    1. Deanna J

      Posted Monday 6 Oct at 15:29 | Permalink

      Your determination, positive reaction, and ability to find victory in what seems to be defeat is very inspiring.

    2. Silvia

      Posted Tuesday 7 Oct at 11:48 | Permalink

      As Peter Gabriel says, keep moving is the only way to be stable. That’s the message, dear Francesca: it’s impossibile to sit down, now! Un saluto.

    3. tim

      Posted Friday 10 Oct at 15:05 | Permalink

      Wow. Congratulations Francesca for making it out there and stirring things up. Brilliant and bold in face of so many powerful characters. Can’t wait to hear more. Loved the story of the bench that tried to find a perfect ice berg.

      See you soon.

    4. Francesca Galeazzi

      Posted Friday 10 Oct at 18:19 | Permalink

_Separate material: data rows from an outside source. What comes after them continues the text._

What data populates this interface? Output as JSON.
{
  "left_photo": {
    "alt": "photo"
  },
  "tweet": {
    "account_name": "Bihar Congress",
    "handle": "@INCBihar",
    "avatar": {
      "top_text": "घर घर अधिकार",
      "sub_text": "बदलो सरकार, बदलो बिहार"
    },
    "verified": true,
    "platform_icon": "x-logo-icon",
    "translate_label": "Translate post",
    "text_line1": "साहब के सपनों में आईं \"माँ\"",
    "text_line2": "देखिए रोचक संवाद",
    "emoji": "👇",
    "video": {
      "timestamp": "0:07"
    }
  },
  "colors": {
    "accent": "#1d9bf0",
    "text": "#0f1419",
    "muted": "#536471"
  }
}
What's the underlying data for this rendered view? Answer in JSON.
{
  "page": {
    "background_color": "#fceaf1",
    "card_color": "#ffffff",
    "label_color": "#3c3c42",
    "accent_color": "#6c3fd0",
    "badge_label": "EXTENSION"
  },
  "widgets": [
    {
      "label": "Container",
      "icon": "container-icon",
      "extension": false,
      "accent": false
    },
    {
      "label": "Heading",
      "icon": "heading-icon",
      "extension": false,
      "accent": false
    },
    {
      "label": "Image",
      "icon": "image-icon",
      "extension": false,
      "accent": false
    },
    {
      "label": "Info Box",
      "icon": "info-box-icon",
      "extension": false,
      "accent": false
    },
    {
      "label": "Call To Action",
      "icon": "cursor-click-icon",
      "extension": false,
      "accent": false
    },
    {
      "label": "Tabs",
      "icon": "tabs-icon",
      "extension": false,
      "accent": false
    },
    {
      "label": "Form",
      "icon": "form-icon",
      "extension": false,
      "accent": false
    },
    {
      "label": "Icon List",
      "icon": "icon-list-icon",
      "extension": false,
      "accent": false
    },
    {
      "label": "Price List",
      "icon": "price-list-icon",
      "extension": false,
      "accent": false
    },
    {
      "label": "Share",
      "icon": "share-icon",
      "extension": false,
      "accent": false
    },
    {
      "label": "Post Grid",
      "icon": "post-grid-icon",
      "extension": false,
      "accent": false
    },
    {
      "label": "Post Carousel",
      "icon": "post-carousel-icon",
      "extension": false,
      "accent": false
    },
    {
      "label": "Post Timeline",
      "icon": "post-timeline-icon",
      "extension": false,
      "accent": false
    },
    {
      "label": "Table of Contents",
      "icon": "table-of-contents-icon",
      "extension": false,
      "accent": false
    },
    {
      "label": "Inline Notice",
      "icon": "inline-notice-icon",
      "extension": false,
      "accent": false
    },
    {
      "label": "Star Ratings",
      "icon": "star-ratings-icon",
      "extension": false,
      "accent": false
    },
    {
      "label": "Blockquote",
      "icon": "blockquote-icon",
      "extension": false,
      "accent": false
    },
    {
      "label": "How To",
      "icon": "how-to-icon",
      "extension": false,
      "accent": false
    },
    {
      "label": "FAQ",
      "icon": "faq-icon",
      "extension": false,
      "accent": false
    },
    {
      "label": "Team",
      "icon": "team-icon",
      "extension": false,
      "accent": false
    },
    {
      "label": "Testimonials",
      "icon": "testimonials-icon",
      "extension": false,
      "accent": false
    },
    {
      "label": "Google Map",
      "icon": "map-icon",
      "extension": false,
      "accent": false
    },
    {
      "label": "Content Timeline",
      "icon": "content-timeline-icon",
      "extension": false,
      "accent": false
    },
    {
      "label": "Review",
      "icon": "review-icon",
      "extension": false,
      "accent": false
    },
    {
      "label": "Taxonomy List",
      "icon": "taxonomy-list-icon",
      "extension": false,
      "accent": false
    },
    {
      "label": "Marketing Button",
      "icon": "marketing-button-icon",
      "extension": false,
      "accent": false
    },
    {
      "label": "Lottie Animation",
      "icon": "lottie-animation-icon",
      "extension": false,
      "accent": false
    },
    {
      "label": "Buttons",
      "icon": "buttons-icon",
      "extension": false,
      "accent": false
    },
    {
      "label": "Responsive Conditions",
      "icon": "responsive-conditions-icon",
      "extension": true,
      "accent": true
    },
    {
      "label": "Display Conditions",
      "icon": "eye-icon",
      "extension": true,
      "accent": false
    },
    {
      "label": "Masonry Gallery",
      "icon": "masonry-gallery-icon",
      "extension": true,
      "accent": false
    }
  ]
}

      Thank you all for your encouragement and supportive messages during the trip.
      We had limited access to the blog comments so it was hard to respond to everybody and only now, back in London, I am going through the plentitude of comments received.
      Patrick I am not aware of any comments having been removed! Only the site administrator can do so, not me. I was told that there was a comment with insults, which I believe was taken out because was offensive and clearly not constructive.
      If you have any useful criticism, please post it again.